▶ **Task to complete**: Take every line of the material below that includes the string "content" and copy it out.

▶ **Material for this exercise**:
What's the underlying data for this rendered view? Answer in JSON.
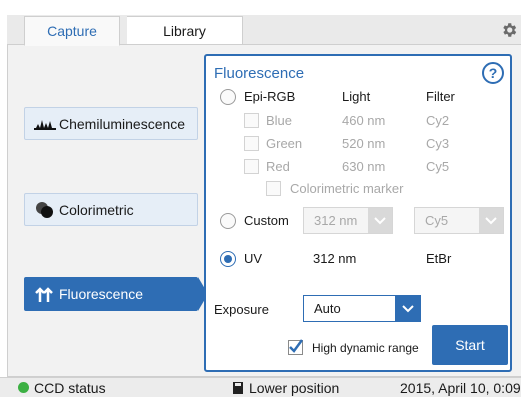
{
  "tabs": {
    "capture": "Capture",
    "library": "Library"
  },
  "icons": {
    "settings": "gear-icon"
  },
  "modes": {
    "chemi": "Chemiluminescence",
    "colorimetric": "Colorimetric",
    "fluorescence": "Fluorescence"
  },
  "panel": {
    "title": "Fluorescence",
    "help": "?",
    "epi_label": "Epi-RGB",
    "col_light": "Light",
    "col_filter": "Filter",
    "channels": [
      {
        "name": "Blue",
        "light": "460 nm",
        "filter": "Cy2"
      },
      {
        "name": "Green",
        "light": "520 nm",
        "filter": "Cy3"
      },
      {
        "name": "Red",
        "light": "630 nm",
        "filter": "Cy5"
      }
    ],
    "colorimetric_marker": "Colorimetric marker",
    "custom_label": "Custom",
    "custom_light": "312 nm",
    "custom_filter": "Cy5",
    "uv_label": "UV",
    "uv_light": "312 nm",
    "uv_filter": "EtBr",
    "exposure_label": "Exposure",
    "exposure_value": "Auto",
    "hdr_label": "High dynamic range",
    "hdr_checked": true,
    "start": "Start"
  },
  "status": {
    "ccd": "CCD status",
    "position": "Lower position",
    "datetime": "2015, April 10, 0:09"
  },
  "colors": {
    "accent": "#2e6db4",
    "status_ok": "#3cb043"
  }
}
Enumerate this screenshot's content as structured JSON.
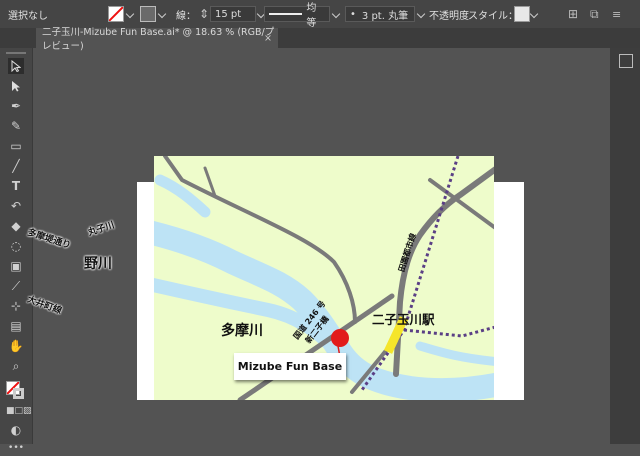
{
  "control_bar": {
    "selection_status": "選択なし",
    "stroke_label": "線：",
    "stroke_weight": "15 pt",
    "stroke_profile": "均等",
    "brush_label": "3 pt. 丸筆",
    "opacity_label": "不透明度",
    "style_label": "スタイル："
  },
  "document_tab": {
    "title": "二子玉川-Mizube Fun Base.ai* @ 18.63 % (RGB/プレビュー)",
    "close_glyph": "×"
  },
  "map": {
    "river_label": "多摩川",
    "station_label": "二子玉川駅",
    "railway_label": "田園都市線",
    "route_label_1": "国道 246 号",
    "route_label_2": "新二子橋",
    "callout": "Mizube Fun Base",
    "outside_label_1": "野川",
    "outside_label_2": "丸子川",
    "outside_label_3": "多摩堤通り",
    "outside_label_4": "大井町線"
  },
  "toolbar": {
    "more_glyph": "•••"
  },
  "colors": {
    "map_background": "#eefccb",
    "river": "#bde3f5",
    "road": "#7a7a7a",
    "railway": "#5a3f85",
    "station_highlight": "#f5e52a",
    "marker": "#e21b1b"
  }
}
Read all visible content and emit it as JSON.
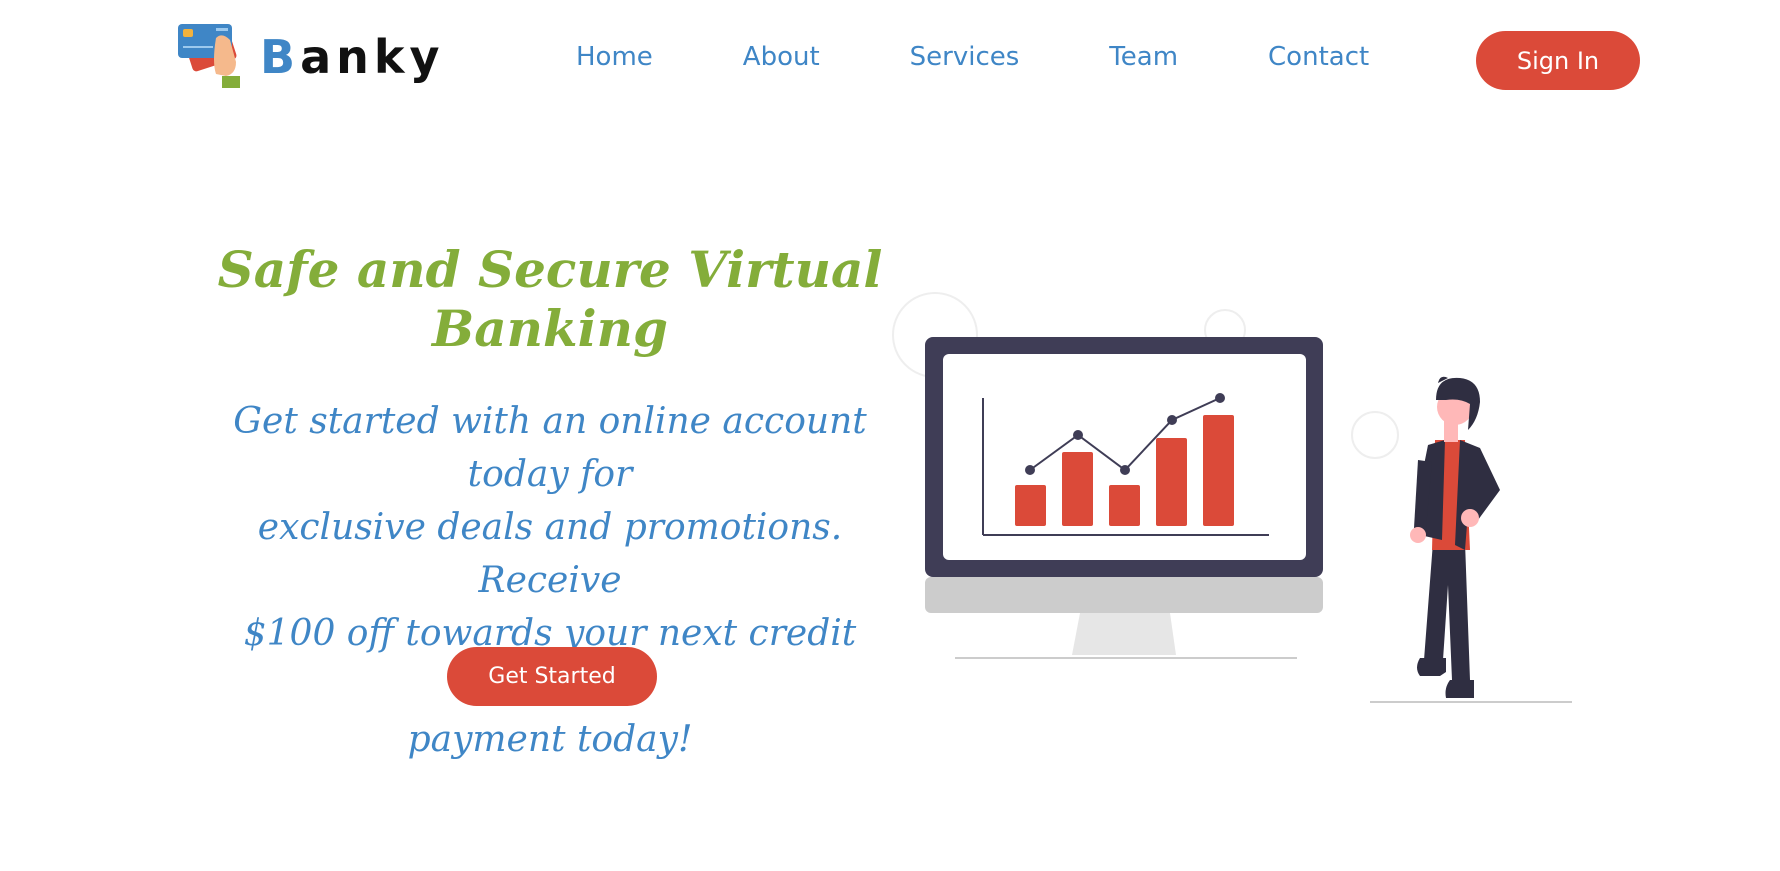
{
  "brand": {
    "first_letter": "B",
    "rest": "anky",
    "icon": "credit-card-hand-icon"
  },
  "nav": {
    "items": [
      {
        "label": "Home"
      },
      {
        "label": "About"
      },
      {
        "label": "Services"
      },
      {
        "label": "Team"
      },
      {
        "label": "Contact"
      }
    ],
    "signin_label": "Sign In"
  },
  "hero": {
    "title": "Safe and Secure Virtual Banking",
    "text_lines": [
      "Get started with an online account today for",
      "exclusive deals and promotions. Receive",
      "$100 off towards your next credit card",
      "payment today!"
    ],
    "cta_label": "Get Started"
  },
  "illustration": {
    "name": "person-with-growth-chart-monitor",
    "colors": {
      "accent_red": "#db4a39",
      "dark": "#3f3d56",
      "brand_blue": "#3f86c6",
      "brand_green": "#84ad3a"
    }
  }
}
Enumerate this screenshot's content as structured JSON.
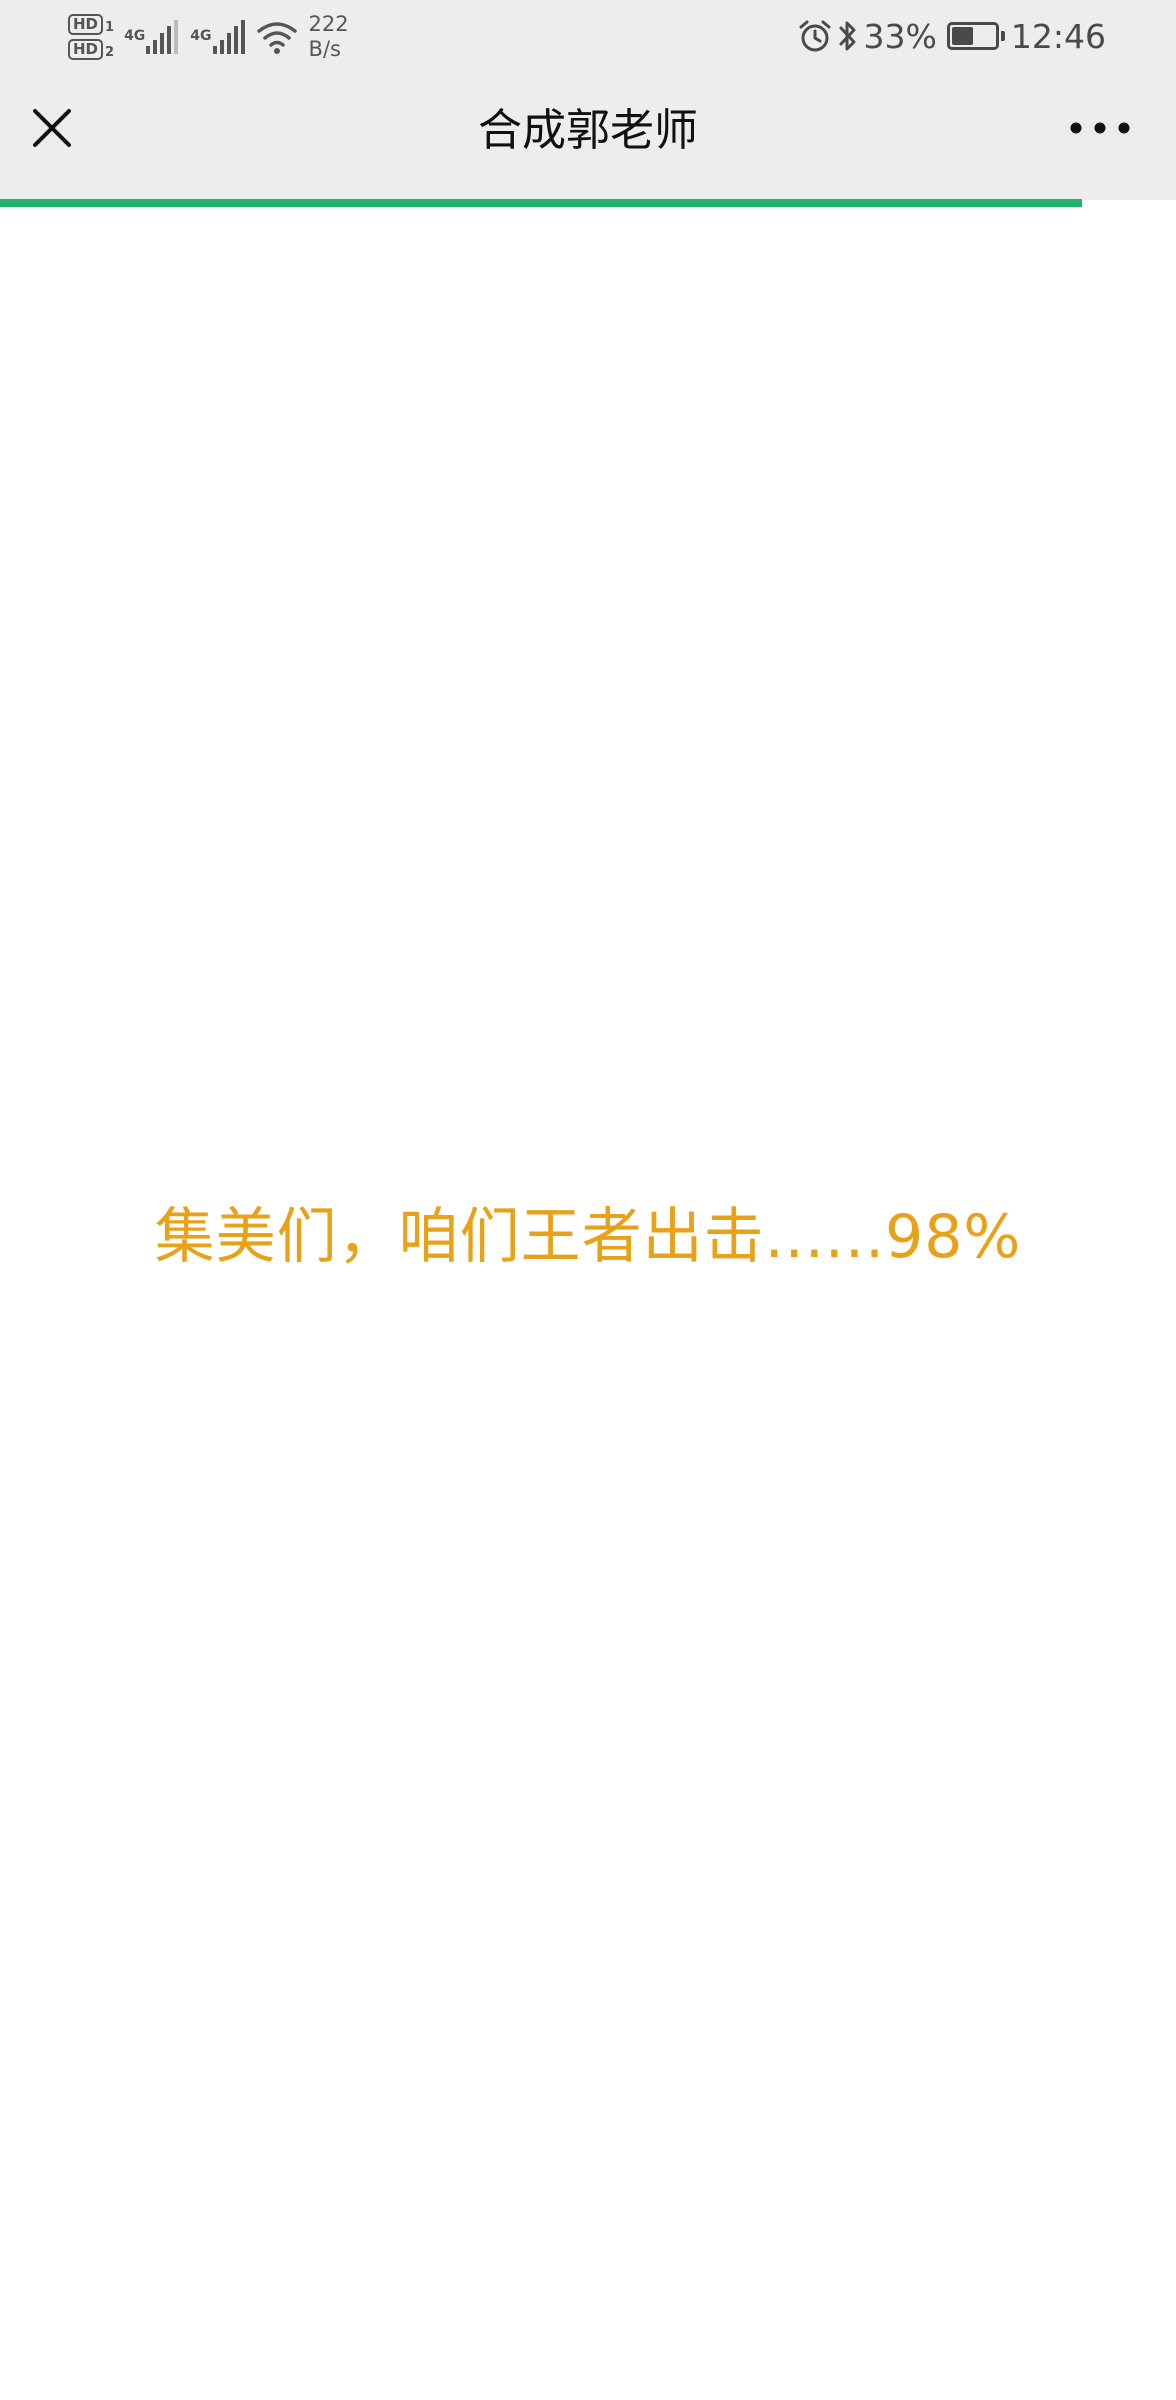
{
  "status_bar": {
    "sim1_label": "HD",
    "sim1_index": "1",
    "sim2_label": "HD",
    "sim2_index": "2",
    "network1": "4G",
    "network2": "4G",
    "net_speed_value": "222",
    "net_speed_unit": "B/s",
    "battery_percent_text": "33%",
    "battery_level": 0.33,
    "time": "12:46",
    "icons": [
      "hd-icon",
      "signal-icon",
      "wifi-icon",
      "alarm-icon",
      "bluetooth-icon",
      "battery-icon"
    ]
  },
  "nav_bar": {
    "title": "合成郭老师",
    "close_icon": "close-icon",
    "more_icon": "more-icon",
    "page_load_progress": 0.92
  },
  "content": {
    "loading_message": "集美们，咱们王者出击......98%"
  },
  "colors": {
    "top_bar_background": "#ededed",
    "progress_green": "#1fb46a",
    "loading_text_orange": "#e8a21a",
    "page_background": "#ffffff"
  }
}
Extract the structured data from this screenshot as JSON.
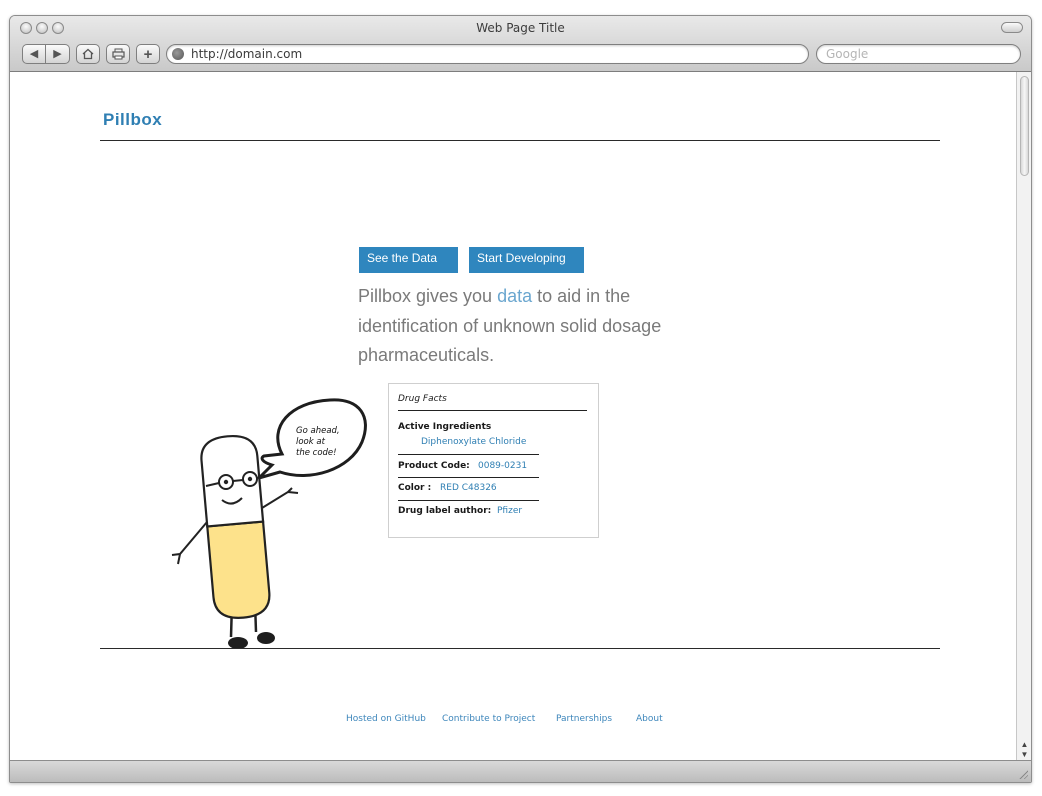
{
  "browser": {
    "window_title": "Web Page Title",
    "url": "http://domain.com",
    "search_placeholder": "Google"
  },
  "page": {
    "brand": "Pillbox",
    "buttons": {
      "see_data": "See the Data",
      "start_developing": "Start Developing"
    },
    "tagline": {
      "before": "Pillbox gives you ",
      "link": "data",
      "after": " to aid in the identification of unknown solid dosage pharmaceuticals."
    },
    "mascot": {
      "speech_line1": "Go ahead,",
      "speech_line2": "look at",
      "speech_line3": "the code!"
    },
    "drug_facts": {
      "title": "Drug Facts",
      "active_ingredients_label": "Active Ingredients",
      "active_ingredients_value": "Diphenoxylate Chloride",
      "product_code_label": "Product Code:",
      "product_code_value": "0089-0231",
      "color_label": "Color :",
      "color_value": "RED C48326",
      "author_label": "Drug label author:",
      "author_value": "Pfizer"
    },
    "footer": {
      "links": [
        "Hosted on GitHub",
        "Contribute to Project",
        "Partnerships",
        "About"
      ]
    }
  },
  "colors": {
    "brand_blue": "#2f7fb3",
    "button_blue": "#2f86be",
    "link_blue": "#6aa6cf",
    "pill_yellow": "#fde28b"
  }
}
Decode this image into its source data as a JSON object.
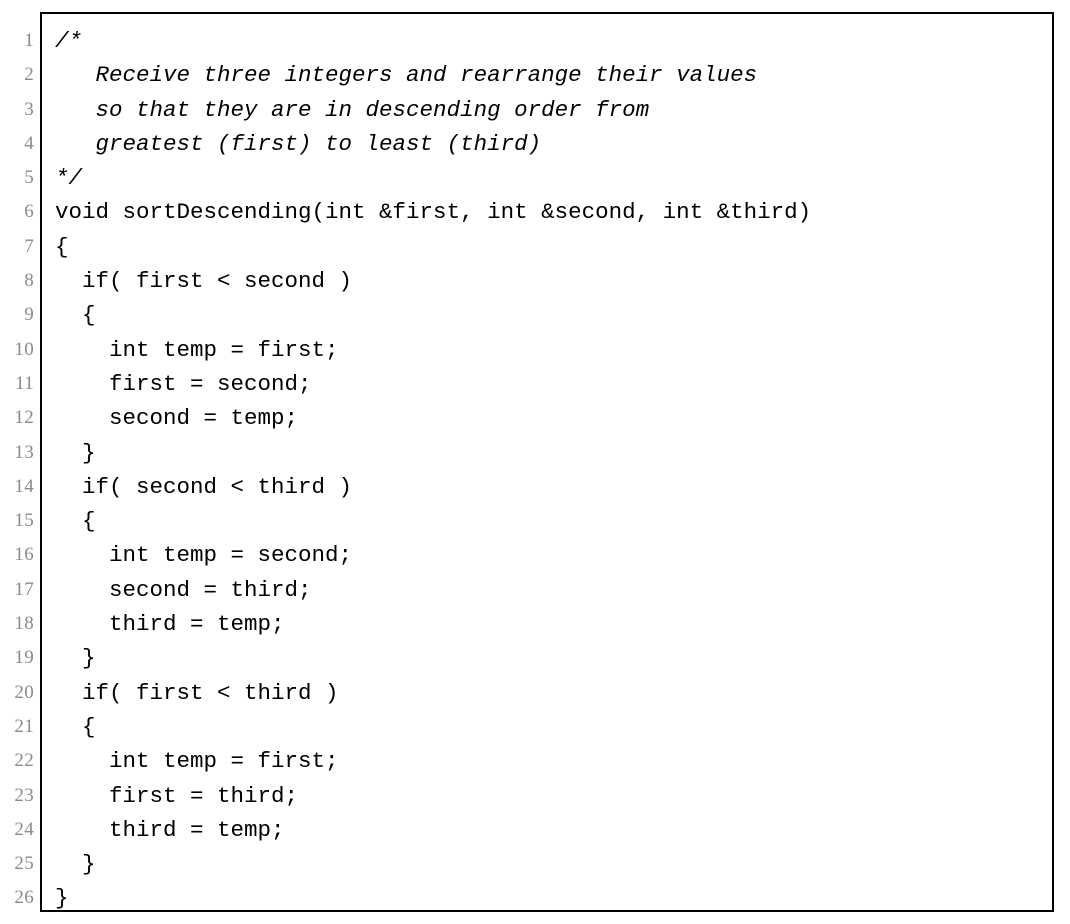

▶ **Result for this task**:
Enumerate this screenshot's content as structured JSON.
Read all visible content and emit it as JSON.
Enumerate this screenshot's content as structured JSON.
  "content": {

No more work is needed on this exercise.